The Best Days

I used to think that the best days of my life were behind me. I would look back on carefree times, knowing that I’d never be able to get them back. I’d never again make a nuisance of myself on a University campus, and [Shiny Tight Stuff][] would never again spend an entire summer drinking beer in the afternoons and making music.

[shiny tight stuff]:

Yesterday morning, while lying in bed and listening to Bernard making silly gurgling noises, I realised that these are the best days. Right now. Maybe there will be some more best days in 20 years, when Bernard has left home, and Karen and I can let our hair down at last, but I’m not going to make any assumptions about what the future holds.

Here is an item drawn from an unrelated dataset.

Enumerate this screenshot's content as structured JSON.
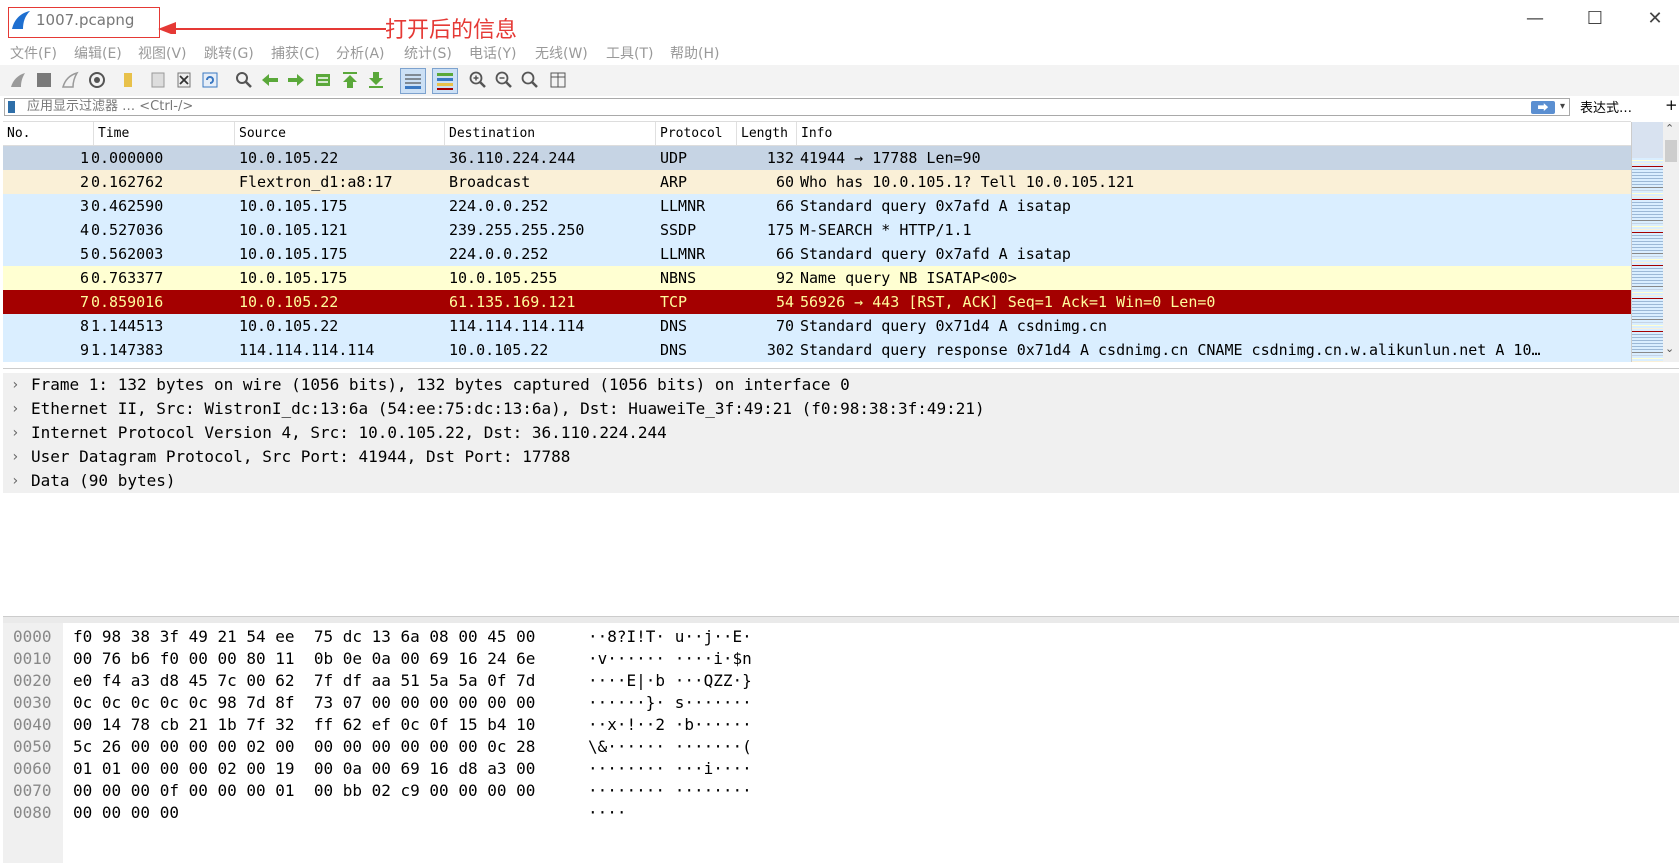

The best days can’t be captured and preserved. Photographs can remind you that you were there, but you can’t retrieve the emotions that you felt. Photographs of good times just make me weepy and nostalgic.

Words can remind you what the emotions were, but not how to reconstruct them; just like how the word “skyscraper” doesn’t contain sufficient detail to tell you how to build one.

Wisdom can be very depressing, can’t it? I’m looking forward to spending some time with someone who doesn’t have any of it.

About Me My Bands

A brief history of Shiny Tight Stuff

Foundation (to 9 months)

Shiny Tight Stuff is the name of the band that I formed with my friend Craig at the end of 1997. A few months earlier I had bought my first bass guitar, after years of listening to music and imagining that I was up there on stage. I realised that there was no reason why it shouldn’t be me, and so I took the plunge. It was only a matter of weeks later that Craig, motivated by my own bravery, decided to get a guitar and join the fray. It was on the 27th December 1997 that I was idly flicking through a video games magazine in Craig’s bedroom, and I remarked “I wish I had a girlfriend so that I could make her wear shiny tight things.” Craig responded “Shiny Tight Things would be a good name for a band.” Hold on, we thought – we’re a band… kinda. In fact, the only thing stopping us from being a band at this stage was the fact that we didn’t have a name. Literally within minutes, we realised that by giving ourselves a name, we could legitimately claim to be in a band, and impress the girlies. Initially Shiny Tight Things, we took a poll amongst our friends and agreed that Shiny Tight Stuff was marginally catchier.

Music Original Music


You may have noticed a phenomenal number of Shiny Tight Stuff songs slipping into my audioscrobbler playlist lately. This is because we have our next recording session coming up soon, and this time I am determined to do it right.

As our sessions have become more and more spread out, I have spent less time playing the bass. Until the session is a week away, I will generally forget to play, and so by the time we get round to the actual session, my hands are weak, relatively unco-ordinated, and my endurance is severely wanting.

This time, I’m making at least an hour available every evening for playing through the songs that we are in the process of recording or re-recording. This way, when it comes to the session, I hope to be tight and able to play through the songs without my hands getting tired. I’ve noticed a marked improvement in the quality of my bass playing over the course of the last few days – it’s much more relaxed, more groovy, there’s definite potential for it to slip really smoothly amongst the other instruments and provide a foundation that I can be proud of.

Karen, in the meantime, is neglected.

*Originally posted here*